More men than women provide for their families and hate it. Wouldn’t it be better if we could help each other? Coz I hate it where I hear a man says to his wife, “wewe hakuna kitu unashindanga ukifanya!” (there is nothing you to contribute to in this house!)
And that’s not even true. When he was out there hustling, she was in that house making it possible for him to make it. Washing his clothes, taking care of the children, making un-poisoned food.
That statement has led many women to stay in abusive marriages coz they didn’t have any financial muscle to help them leave. So, they stayed and some even died. Globally, 4 women die every day in their homes after being battered by their husbands. And this is not happening in isolation, it is the same society that you and I exist. The same society that pulls the blanket higher when you hear a woman being beaten by her husband.
We are living in a capitalistic society where you survive if you have money. You have to buy everything you need.
We have to own property. Only 1% of women own property in the whole world. Out of the poorest people in the world, women make up for 60%.
This means all of us must work. And when we work, there is no fucking way the woman will still come back home to cook every day.
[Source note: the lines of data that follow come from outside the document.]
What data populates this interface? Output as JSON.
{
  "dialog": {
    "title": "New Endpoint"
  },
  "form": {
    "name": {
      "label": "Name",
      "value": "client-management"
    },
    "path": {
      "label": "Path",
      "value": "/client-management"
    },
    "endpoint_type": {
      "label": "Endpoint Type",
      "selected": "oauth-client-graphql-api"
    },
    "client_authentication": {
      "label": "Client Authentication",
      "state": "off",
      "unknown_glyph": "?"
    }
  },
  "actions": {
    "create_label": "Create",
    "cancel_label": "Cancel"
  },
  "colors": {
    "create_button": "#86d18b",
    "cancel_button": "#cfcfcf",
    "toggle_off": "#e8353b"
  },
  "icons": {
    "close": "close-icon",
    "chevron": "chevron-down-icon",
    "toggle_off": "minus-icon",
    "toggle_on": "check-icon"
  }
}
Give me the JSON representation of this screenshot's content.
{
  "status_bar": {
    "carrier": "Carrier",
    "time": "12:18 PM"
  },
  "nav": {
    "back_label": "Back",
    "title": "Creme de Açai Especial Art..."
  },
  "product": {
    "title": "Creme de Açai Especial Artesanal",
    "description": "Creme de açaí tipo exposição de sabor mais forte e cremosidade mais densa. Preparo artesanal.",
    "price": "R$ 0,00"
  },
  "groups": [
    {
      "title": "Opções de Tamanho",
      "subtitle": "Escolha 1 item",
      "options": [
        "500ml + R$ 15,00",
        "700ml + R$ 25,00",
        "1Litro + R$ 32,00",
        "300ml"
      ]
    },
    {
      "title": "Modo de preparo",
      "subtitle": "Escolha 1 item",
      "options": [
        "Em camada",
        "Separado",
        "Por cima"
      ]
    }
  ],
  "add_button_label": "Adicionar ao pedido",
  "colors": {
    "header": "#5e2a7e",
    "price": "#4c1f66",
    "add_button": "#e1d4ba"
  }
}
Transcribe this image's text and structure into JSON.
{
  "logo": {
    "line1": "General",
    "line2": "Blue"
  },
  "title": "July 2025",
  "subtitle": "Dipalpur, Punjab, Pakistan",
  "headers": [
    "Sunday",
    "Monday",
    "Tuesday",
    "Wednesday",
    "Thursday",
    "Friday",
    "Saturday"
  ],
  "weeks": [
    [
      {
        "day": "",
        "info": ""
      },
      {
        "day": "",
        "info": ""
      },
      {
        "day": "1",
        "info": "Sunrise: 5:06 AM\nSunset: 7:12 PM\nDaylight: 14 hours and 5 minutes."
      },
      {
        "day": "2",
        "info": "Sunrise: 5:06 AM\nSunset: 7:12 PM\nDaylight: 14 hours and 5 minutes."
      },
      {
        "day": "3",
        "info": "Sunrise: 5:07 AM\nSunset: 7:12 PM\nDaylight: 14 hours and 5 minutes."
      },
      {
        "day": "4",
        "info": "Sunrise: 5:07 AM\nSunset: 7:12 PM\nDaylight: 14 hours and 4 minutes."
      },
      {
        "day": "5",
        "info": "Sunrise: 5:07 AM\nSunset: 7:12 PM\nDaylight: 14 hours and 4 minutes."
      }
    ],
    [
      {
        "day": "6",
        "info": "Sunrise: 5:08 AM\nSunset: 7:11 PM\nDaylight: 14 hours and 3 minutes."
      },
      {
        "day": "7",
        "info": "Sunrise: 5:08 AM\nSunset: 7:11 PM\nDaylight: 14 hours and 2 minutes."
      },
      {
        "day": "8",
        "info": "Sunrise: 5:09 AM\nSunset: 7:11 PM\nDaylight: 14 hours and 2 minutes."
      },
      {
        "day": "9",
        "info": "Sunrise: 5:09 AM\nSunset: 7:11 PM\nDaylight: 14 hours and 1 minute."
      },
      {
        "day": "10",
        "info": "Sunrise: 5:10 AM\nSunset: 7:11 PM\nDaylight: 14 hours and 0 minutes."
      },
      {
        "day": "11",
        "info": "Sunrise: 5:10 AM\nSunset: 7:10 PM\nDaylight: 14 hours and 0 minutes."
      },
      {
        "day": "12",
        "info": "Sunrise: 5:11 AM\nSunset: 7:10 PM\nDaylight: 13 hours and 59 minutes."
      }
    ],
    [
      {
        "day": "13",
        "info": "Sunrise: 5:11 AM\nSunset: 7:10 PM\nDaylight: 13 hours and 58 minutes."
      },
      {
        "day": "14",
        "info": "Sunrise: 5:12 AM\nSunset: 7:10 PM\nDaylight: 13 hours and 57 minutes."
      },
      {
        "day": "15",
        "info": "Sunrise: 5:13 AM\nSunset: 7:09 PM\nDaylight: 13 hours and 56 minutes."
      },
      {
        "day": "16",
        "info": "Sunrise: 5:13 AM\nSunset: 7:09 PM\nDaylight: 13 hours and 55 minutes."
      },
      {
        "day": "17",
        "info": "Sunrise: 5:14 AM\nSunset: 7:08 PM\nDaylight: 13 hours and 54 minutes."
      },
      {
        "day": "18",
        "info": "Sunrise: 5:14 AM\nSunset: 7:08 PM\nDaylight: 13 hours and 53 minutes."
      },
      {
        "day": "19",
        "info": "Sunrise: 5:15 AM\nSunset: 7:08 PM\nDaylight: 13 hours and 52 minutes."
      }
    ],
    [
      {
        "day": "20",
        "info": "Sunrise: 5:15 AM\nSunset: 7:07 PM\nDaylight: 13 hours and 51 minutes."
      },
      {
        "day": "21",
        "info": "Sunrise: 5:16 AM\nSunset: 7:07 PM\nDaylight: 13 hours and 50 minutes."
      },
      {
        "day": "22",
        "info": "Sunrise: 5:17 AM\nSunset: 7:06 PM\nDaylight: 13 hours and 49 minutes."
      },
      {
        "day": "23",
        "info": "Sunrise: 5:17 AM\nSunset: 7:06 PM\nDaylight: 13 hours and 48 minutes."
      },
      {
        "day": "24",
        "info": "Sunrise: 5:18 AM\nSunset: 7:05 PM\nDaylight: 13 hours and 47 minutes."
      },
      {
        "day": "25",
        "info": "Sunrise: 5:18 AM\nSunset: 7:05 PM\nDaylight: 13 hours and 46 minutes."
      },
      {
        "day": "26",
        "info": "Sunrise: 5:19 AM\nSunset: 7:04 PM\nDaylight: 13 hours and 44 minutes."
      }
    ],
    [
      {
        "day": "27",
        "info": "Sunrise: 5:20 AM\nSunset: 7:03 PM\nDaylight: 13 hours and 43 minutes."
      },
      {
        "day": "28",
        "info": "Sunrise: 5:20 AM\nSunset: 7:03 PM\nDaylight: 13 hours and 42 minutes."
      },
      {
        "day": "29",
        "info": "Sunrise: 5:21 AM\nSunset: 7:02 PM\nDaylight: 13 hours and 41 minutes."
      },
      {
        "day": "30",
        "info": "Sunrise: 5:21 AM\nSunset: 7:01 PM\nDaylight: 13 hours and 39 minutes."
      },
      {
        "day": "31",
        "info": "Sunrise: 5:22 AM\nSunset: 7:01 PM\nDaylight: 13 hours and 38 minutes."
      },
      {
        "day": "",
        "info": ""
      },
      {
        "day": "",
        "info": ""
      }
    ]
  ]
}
Aiii (nooo) That’s slavery.
Instead of arguing about who will cook, why don’t you employ someone to cook for both of you so you don’t have to do it?
You come home weary to find food on the table because an energetic person who wanted to do it, did it.
You see, this life doesn’t have to be this hard.
We have restricted ourselves to roles that are becoming unbearable for us.
That is why we have words like “umama” (lack of manliness) for men who do not attain the masculinity shit.
I will tell you who a real man is,
A real man is one who leads him and others towards being more loving, gentle, kind, and honest.
If you are doing that, it doesn’t matter if you wear make-up, heels, you are getting a vagina, have a small dick…. (j’en sais quoi) …. Fuckery!
A real man is one who uses his muscles to protect the oppressed in society.
A real man is one who is in touch with both his masculine and feminine energies and have them balanced. Even the god Shiva knew this.
So finally, I called myself a feminist.
This was after understanding how systems of oppression work together to create a hierarchical structure in the world.
These systems like capitalism operate on the lines of sexuality and gender, which are the biggest, race, class, religion, etc. That system has it that at this point in history, we will have a straight white male from a wealthy family ruling the superpower of the world.
These systems have it that as a woman, black from Africa, a third world country, I occupy the lowest ranks in this world. I dare not mention the transgender women and men in our countries who are not even thought of as people.
And these are the fruits of this patriarchal capitalist society.
We have to dismantle the patriarchy. It has brought us nothing but pain, oppression, and violence. We need to march to a feeling and free society.
Women must be protected from sexual harassment in the workplace, home, streets and everywhere we exist. And we don’t even need the law for that, we just have to abandon a certain way of thinking-patriarchy. We must be recognized as human beings on this planet. A society that recognizes our existence because women are here. We are alive.
I realized that I am not the first feminist. I am lucky enough to step on the foundations of the sacrifices of my predecessors, Stella Nyanzi, Caroline Mutoko, Wambui Otieno, Winnie Mandela, Ellen Johnson Sirleaf, Sahle- Work Zwede and so many others.
It’s because of them that I have the boobs to fight for my rights and leave a better foundation for the women who come after me. I am here because of a few women who dared the impossible.
I was reborn a feminist. And I want a feminist society.
A society where we can recognize and appreciate diversity, then include everyone in our new eco-feminist manifesto cum eco-socialist where we care about our community. A society where everyone who exists in it can do so equally and we can have more acceptance.
That is the society I want. This is why I am a proud Kenyan Feminist reborn.